Without a doubt, the Bulgarian uprising was suppressed brutally by the Ottoman Empire. However, it is doubtful that their actions are any more cruel or harsh than the suppression of January Uprising in Poland between 1863 and 1865, just twelve years prior,[17] or the suppression of the Taiping Rebellion between 1850 and 1864 by the Qing Dynasty,[18] or the suppression of the Indian rebellion in 1857 by the British Empire.[19] The civilian casualties in the uprising were not more numerous in scale than the American Civil War.[20] Even in 1878, the muslims were being slaughtered by the same Qing Dynasty.[21] However, the public reaction against the Ottoman Empire was much larger in scale than these events, and this was mainly due to the reports by the three correspondents, one of them a Russian diplomat, and the two others pro-Russian by self-declaration.

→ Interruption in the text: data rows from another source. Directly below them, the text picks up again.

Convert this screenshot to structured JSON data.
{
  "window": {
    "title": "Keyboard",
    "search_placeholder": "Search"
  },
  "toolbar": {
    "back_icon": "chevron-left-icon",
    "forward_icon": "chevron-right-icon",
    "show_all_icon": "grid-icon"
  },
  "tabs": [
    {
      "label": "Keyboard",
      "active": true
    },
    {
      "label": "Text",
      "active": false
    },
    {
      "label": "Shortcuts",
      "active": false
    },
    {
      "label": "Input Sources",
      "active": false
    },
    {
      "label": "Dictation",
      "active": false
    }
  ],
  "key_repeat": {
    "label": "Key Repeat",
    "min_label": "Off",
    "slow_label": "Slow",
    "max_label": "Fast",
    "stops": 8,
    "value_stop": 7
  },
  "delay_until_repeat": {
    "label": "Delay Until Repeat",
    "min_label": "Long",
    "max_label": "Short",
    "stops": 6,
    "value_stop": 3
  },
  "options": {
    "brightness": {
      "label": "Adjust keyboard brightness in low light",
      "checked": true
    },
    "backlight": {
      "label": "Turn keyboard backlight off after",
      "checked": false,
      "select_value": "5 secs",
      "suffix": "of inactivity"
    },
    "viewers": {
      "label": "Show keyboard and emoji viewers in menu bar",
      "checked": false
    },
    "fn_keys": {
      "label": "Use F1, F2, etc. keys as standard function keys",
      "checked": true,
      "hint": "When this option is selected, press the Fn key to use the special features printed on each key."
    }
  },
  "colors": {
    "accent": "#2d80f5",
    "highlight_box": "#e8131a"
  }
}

Eventually, the Russian Army defeated the Ottoman Army and Bulgaria was declared an independent country in 1878 in the Berlin Conference. Although the initial uprising had failed, like the Polish Uprising against Russian Empire or the Indian Uprising against British Empire, the intervention of Russia and the neutrality of Britain had caused Ottoman Empire to lose its soil to the newly founded Bulgarian State. The importance of MacGahan's reports in the Bulgarian independence is venerated until today by giving his name to streets and squares.[22] An unexpected guest of the Berlin Conference was Mgrdich Khrimian, Armenian religious leader. He announced after the conference that armed struggle was necessary for Armenian independence.[23]